Your MX record of course is your mail routing record. Only update this to point to Exchange Online if you're ready to have your email routed from your existing server or service to Exchange Online. It's important to note that if you haven't updated your MX records because you're still pointing to your exchange server, it's okay to leave this domain with a warning or an error. Only update your MX records to point to outlook.com when you're cutting mailfo over to Office 365. Moving on from exchange to Skype for Business, you can see that Skype requires both CNAME and SRV records. At this point in time, it's not been made clear whether or not these records will change now that Teams is replacing Skype. For now, just know that you need to add a CNAME record for SIP and lyncdiscover pointing to the online.lync.com services as displayed here. These are required for the Skype client to be able to log-in to the service.
The SRV record's a little bit more difficult and not all DNS providers support them.
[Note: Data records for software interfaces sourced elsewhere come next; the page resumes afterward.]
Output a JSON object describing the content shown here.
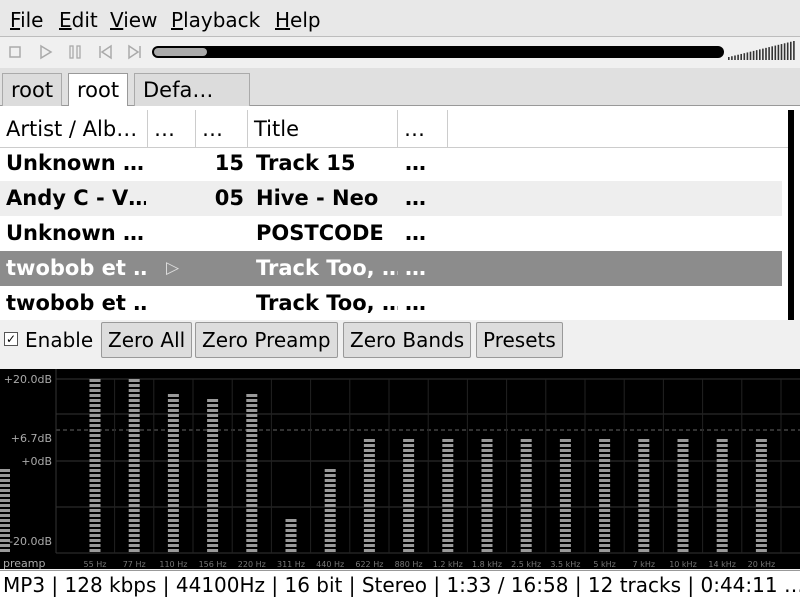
{
  "menu": {
    "items": [
      {
        "label": "File",
        "ul": "F",
        "rest": "ile"
      },
      {
        "label": "Edit",
        "ul": "E",
        "rest": "dit"
      },
      {
        "label": "View",
        "ul": "V",
        "rest": "iew"
      },
      {
        "label": "Playback",
        "ul": "P",
        "rest": "layback"
      },
      {
        "label": "Help",
        "ul": "H",
        "rest": "elp"
      }
    ]
  },
  "toolbar": {
    "buttons": [
      "stop-icon",
      "play-icon",
      "pause-icon",
      "previous-icon",
      "next-icon"
    ],
    "seek_progress": 0.094,
    "volume_level": 1.0
  },
  "tabs": [
    "root",
    "root",
    "Defa…"
  ],
  "playlist": {
    "columns": [
      "Artist / Alb…",
      "…",
      "…",
      "Title",
      "…"
    ],
    "rows": [
      {
        "artist": "Unknown …",
        "c2": "",
        "track": "15",
        "title": "Track 15",
        "c5": "…"
      },
      {
        "artist": "Andy C - V…",
        "c2": "",
        "track": "05",
        "title": "Hive - Neo",
        "c5": "…"
      },
      {
        "artist": "Unknown …",
        "c2": "",
        "track": "",
        "title": "POSTCODE",
        "c5": "…"
      },
      {
        "artist": "twobob et …",
        "c2": "▷",
        "track": "",
        "title": "Track Too, …",
        "c5": "…",
        "selected": true
      },
      {
        "artist": "twobob et …",
        "c2": "",
        "track": "",
        "title": "Track Too, …",
        "c5": "…"
      }
    ]
  },
  "equalizer": {
    "enable_label": "Enable",
    "enabled": true,
    "buttons": [
      "Zero All",
      "Zero Preamp",
      "Zero Bands",
      "Presets"
    ],
    "scale_labels": [
      "+20.0dB",
      "+6.7dB",
      "+0dB",
      "-20.0dB"
    ],
    "preamp_label": "preamp",
    "band_labels": [
      "55 Hz",
      "77 Hz",
      "110 Hz",
      "156 Hz",
      "220 Hz",
      "311 Hz",
      "440 Hz",
      "622 Hz",
      "880 Hz",
      "1.2 kHz",
      "1.8 kHz",
      "2.5 kHz",
      "3.5 kHz",
      "5 kHz",
      "7 kHz",
      "10 kHz",
      "14 kHz",
      "20 kHz"
    ],
    "preamp_db": -0.5,
    "band_db": [
      20,
      20,
      17.5,
      16,
      17.5,
      -12,
      -0.3,
      6.7,
      6.7,
      6.7,
      6.7,
      6.7,
      6.3,
      6.3,
      6.3,
      6.7,
      6.7,
      6.7
    ]
  },
  "status": {
    "text": "MP3 |  128 kbps | 44100Hz | 16 bit | Stereo | 1:33 / 16:58 | 12 tracks | 0:44:11 …"
  },
  "colors": {
    "selection": "#8c8c8c",
    "eq_background": "#000000",
    "eq_bar": "#9a9a9a"
  }
}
If you're unable to create them yourself, you might need to request your DNS support team to create them for you or potentially move your name service over to Microsoft to control. When creating SRV records, note that you need to create each section. For instance, the service would be SIP, the protocol is TLS, the port is 443, weight is one and priority is 100 targeting zipdir.online.lync.com. Some DNS providers have separate boxes for each option and others have different formats. You can always check to see if your SRV records are configured corrected by using nslookup and we'll give that a shot once we finish getting our records configured. It's a good idea to learn the different ports and protocols required for SIP and SIP Federation TLS as you'll often face questions that will test your ability to remember the difference between the two. SIP is on port 443 and SIP Federation TLS is on port 5061. The final DNS records required are for Mobile Device Management or MDM. These are quite simple. Just two CNAME records for Enterprise registration and Enterprise enrollment. Pointing to the equivalent Microsoft services, simply input your DNS records as required and then click the Check DNS button to complete your domain's service configuration.
Jeremy Dahl is a Senior Technology Consultant who has spent the last 8 years focusing on Microsoft 365 technologies and has been an Office 365 MVP for the last 6 years. Jeremy is a self-proclaimed cloud addict who architects technology solutions that combine cloud technologies with on-premises solutions, allowing organizations to make the most of their existing infrastructure while still taking full advantage of the agility and scalability of what the cloud has to offer.
Jeremy can be found blogging about Microsoft 365 technologies on his website, masterandcmdr.com, and evangelizing the Microsoft cloud on Twitter.